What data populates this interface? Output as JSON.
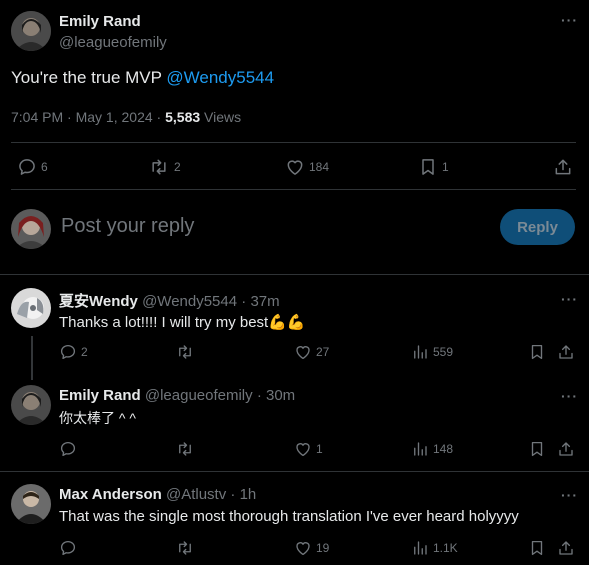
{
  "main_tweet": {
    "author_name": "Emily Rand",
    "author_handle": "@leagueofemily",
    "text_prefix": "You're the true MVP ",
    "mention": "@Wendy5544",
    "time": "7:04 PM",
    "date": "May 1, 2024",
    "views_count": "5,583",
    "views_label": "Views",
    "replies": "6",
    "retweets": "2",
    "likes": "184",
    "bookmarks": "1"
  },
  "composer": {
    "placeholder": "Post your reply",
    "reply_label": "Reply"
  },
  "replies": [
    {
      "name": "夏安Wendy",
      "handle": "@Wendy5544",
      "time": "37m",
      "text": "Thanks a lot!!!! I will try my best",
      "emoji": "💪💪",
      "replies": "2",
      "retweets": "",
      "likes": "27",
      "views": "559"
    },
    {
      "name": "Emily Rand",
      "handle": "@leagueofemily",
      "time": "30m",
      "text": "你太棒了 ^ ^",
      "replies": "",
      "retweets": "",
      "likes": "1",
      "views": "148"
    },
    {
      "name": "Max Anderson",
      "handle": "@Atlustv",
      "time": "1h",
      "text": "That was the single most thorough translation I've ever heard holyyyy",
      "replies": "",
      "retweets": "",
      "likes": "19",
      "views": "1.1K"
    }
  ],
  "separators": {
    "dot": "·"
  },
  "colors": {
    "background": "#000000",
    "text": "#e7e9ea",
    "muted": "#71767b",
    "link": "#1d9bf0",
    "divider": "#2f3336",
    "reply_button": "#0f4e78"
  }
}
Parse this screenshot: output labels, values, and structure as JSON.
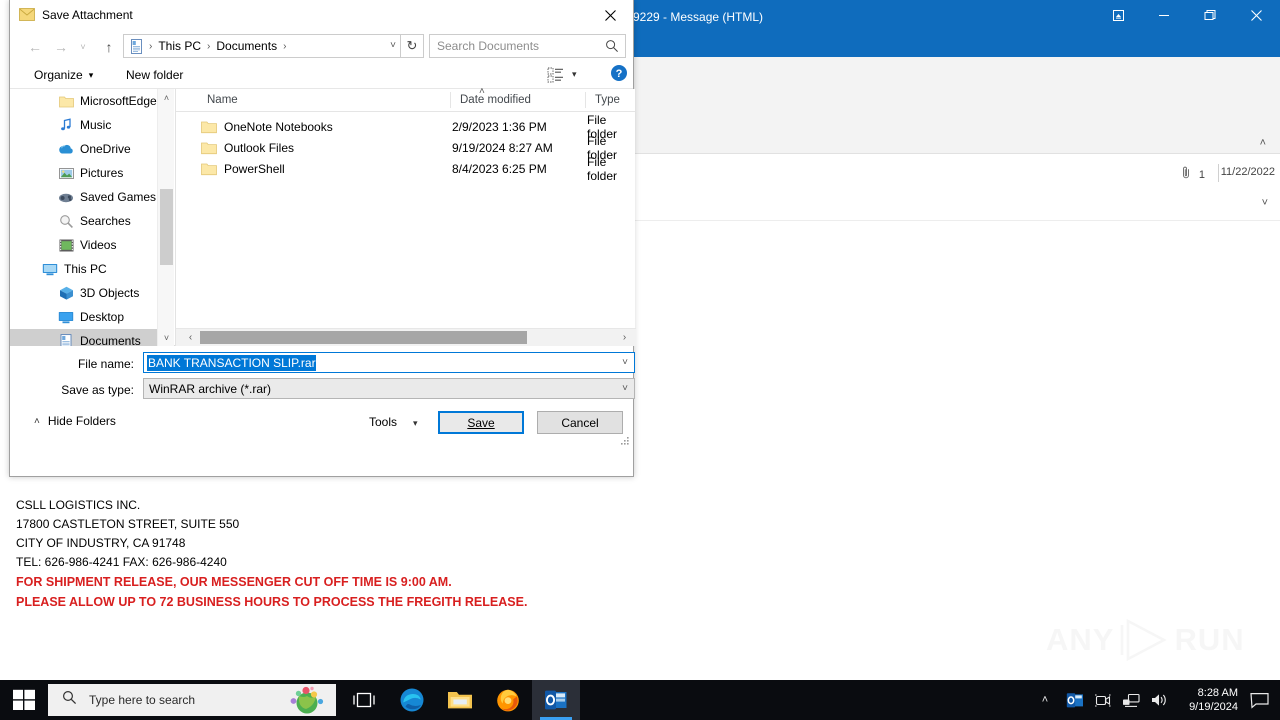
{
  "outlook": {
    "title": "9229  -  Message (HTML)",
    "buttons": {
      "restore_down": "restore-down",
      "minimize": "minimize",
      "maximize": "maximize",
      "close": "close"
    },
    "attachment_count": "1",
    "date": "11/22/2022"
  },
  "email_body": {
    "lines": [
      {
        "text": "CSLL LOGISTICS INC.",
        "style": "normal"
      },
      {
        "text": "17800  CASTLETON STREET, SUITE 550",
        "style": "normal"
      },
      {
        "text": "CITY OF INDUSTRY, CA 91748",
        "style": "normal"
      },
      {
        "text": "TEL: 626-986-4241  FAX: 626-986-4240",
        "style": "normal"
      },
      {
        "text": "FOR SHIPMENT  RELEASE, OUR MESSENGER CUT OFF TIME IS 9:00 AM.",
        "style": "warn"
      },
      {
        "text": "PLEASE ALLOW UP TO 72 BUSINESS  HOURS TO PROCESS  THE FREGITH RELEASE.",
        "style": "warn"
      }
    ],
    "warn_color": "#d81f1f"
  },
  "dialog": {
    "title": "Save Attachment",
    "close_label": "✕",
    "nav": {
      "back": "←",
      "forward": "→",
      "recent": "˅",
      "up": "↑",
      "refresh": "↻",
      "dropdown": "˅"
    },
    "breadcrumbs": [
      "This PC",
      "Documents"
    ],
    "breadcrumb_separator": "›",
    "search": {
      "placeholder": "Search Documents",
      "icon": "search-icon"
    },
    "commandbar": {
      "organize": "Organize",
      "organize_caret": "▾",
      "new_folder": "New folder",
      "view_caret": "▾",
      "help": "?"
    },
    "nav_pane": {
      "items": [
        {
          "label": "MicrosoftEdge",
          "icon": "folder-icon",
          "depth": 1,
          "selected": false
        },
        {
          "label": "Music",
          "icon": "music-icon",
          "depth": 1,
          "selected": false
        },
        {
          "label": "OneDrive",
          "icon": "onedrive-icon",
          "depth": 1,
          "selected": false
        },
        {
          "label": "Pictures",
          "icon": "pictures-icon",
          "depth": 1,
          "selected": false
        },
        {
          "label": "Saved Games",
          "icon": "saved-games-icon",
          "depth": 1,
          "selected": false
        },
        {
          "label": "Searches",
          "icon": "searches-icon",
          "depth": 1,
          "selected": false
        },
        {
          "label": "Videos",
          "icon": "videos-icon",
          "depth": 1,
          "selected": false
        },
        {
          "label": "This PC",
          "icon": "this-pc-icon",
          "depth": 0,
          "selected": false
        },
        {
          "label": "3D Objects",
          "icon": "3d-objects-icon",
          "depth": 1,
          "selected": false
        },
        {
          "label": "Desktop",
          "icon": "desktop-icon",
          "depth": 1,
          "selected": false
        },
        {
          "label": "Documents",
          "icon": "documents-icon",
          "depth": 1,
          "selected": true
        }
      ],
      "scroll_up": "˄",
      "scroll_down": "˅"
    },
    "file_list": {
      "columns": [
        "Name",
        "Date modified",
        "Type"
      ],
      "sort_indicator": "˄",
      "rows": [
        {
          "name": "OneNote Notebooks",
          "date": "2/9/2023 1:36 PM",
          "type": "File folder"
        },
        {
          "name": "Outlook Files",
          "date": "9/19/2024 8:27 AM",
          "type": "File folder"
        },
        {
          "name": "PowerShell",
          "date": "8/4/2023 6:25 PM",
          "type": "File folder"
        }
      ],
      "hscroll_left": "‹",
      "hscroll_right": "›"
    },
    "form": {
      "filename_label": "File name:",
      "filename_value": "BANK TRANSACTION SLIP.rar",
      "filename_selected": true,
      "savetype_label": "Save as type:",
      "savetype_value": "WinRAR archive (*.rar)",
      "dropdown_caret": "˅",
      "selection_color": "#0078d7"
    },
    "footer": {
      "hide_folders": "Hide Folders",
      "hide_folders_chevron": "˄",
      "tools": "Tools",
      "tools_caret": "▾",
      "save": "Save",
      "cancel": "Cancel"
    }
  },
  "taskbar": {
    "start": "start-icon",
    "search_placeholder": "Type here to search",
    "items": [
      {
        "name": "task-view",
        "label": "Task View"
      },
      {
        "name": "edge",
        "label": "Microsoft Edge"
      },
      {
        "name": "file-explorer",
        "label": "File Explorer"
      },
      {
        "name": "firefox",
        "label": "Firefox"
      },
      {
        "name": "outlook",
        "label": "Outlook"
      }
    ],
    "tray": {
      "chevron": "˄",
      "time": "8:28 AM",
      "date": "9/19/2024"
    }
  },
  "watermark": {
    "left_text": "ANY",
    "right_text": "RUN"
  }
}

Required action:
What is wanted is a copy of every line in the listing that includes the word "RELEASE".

Worked solution:
        "text": "FOR SHIPMENT  RELEASE, OUR MESSENGER CUT OFF TIME IS 9:00 AM.",
        "text": "PLEASE ALLOW UP TO 72 BUSINESS  HOURS TO PROCESS  THE FREGITH RELEASE.",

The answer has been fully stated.